He was letting the other boys go and when it seemed to get to be his turn again he stepped out and said, "Hey, I'll be the judge so if there's a tie, I'll break it."  And that's what he did until the meeting was over.

Let me sum up why this is a big deal, for those of you reading who are wondering why I'm writing about this. D has big challenges controlling his temper. He is a perfectionist and has little to no patience for anything other than perfect (which leads to lots of meltdowns on account of nobody is perfect the first time at anything ever).  He is also beginning to learn how to self advocate. The fact that he tried to get up on the block with very little external encouragement in the first place is a major accomplishment. He then kept himself in check when he didn't do as well as he had hoped.


In the past he would have just walked away. But he stayed. And participated. On his terms, but his terms were within the boundaries of the activity.

THIS IS SUCH A HUGE ACCOMPLISHMENT!!!!!!!!!!!! He did this all on his own!!!! This is a big deal for any Special Needs kid, let alone one on The Spectrum. It's moments like that which remind me that it really has all been worth it.

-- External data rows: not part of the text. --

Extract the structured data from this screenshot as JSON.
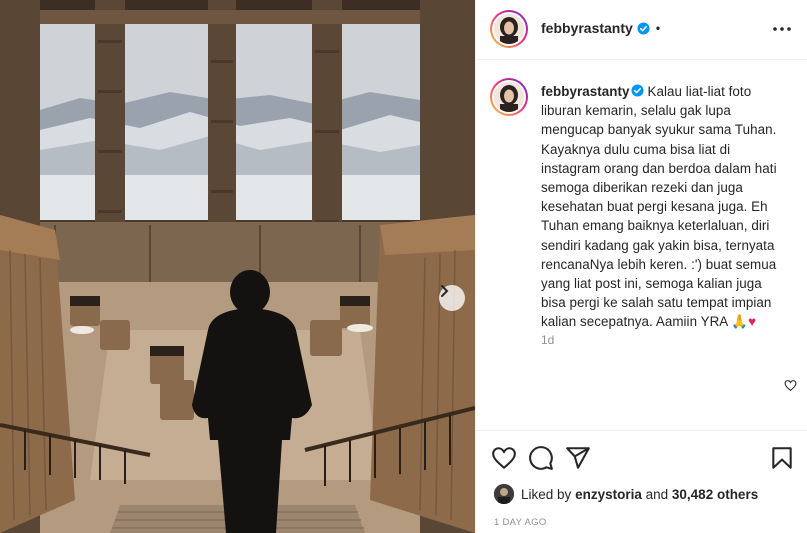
{
  "post": {
    "username": "febbyrastanty",
    "header_separator": "•",
    "caption_lines": [
      "Kalau liat-liat foto",
      "liburan kemarin, selalu gak lupa",
      "mengucap banyak syukur sama Tuhan.",
      "Kayaknya dulu cuma bisa liat di",
      "instagram orang dan berdoa dalam hati",
      "semoga diberikan rezeki dan juga",
      "kesehatan buat pergi kesana juga. Eh",
      "Tuhan emang baiknya keterlaluan, diri",
      "sendiri kadang gak yakin bisa, ternyata",
      "rencanaNya lebih keren. :') buat semua",
      "yang liat post ini, semoga kalian juga",
      "bisa pergi ke salah satu tempat impian",
      "kalian secepatnya. Aamiin YRA"
    ],
    "caption_emoji_pray": "🙏",
    "caption_emoji_heart": "♥",
    "caption_age": "1d",
    "likes_prefix": "Liked by",
    "likes_user": "enzystoria",
    "likes_and": "and",
    "likes_count": "30,482 others",
    "date": "1 DAY AGO"
  },
  "icons": {
    "verified": "verified-badge-icon",
    "more": "more-options-icon",
    "like": "heart-icon",
    "comment": "comment-icon",
    "share": "share-icon",
    "save": "bookmark-icon",
    "next": "chevron-right-icon"
  },
  "colors": {
    "verified_blue": "#0095f6",
    "text_primary": "#262626",
    "text_secondary": "#8e8e8e",
    "divider": "#efefef"
  }
}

After the meeting we were driving home.
Me: Hey. What you did tonight? That was awesome.
D: Menu planning?
Me: No. I was watching you during the activity and you tried even though you knew it would be tough. And when you didn't get it the way you wanted to you didn't retreat. You stayed, and chose a role that would be helpful to everyone. You assessed your situation, and you made choices that were in your best interest, but that didn't negatively affect everyone else. (Yes, I talk to my 10-year-old like this.) I am so proud of you, dude.
D: (blushing) Thanks, Mom.

Now, I'm a realistic Spectrum mom; one good day means one good day. But this was a glimmer of hope--a view of how he might be as he gets older. With lots of practice, and lots of therapy. Because five years ago (when he was newly diagnosed) if someone had said he would do what he did last night I would have laughed. And punched that person in the throat. Hell, if someone had told me LAST YEAR that last night's situation will happen I would have been pretty doubtful. Not throat-
punch worthy, but definitely skeptical.

They're in there--all the tools he's been learning. And it seems like he's recently figured out the code. So proud of him.

Tuesday, February 24, 2015

Dear Special Needs parent

Somedays, in the darkest of days you may think, albeit briefly, about loving your child. And if you do. It's hard to remember sometimes, and it's hard to realize why you love him.

He is clothed and fed. He lives in a clean(ish) home. He struggled in his early life and you doubted yourself and every decision you made/didn't make. You needed help. You asked for help.

You called the doctors, and therapists.
You fought.
You dealt with the diagnosis.
You mourned.

You did the research and found where to live. You found him a doctor, a psychiatrist, a psychologist, a speech therapist, and occupational therapist, and even a case worker. You filled out the forms admitting that he needs more help than you thought.

You pick up his medication.
You drive to school with his meds if he leaves for school without taking them.

When the phone rings, and you see the number of his teacher your stomach clenches and upon saying "hello" you're either greeted with a sigh, or with an "Everything's okay! I just had a question."

You answer that phone. Every time.
You meet with the teachers.
You meet with the therapists.
You're on a first name basis with them. And the principal.

You think about the "What ifs".
You wonder how much farther he would be if we had that diagnosis two years earlier.
You can't go back, blah blah space-time continuum, blah blah, flux capacator, blah. But still...

You read the books.
You visit the blogs.
You laugh when he says things to his para like, "You're a bastard because you won't let a sad boy call his mom."
You cry when he says, "I hate being Autistic!"
You hate it too.

You do so much, but  you still doubt that you're doing enough.

You love him.
That's love.

Sometimes we all just need a reminder.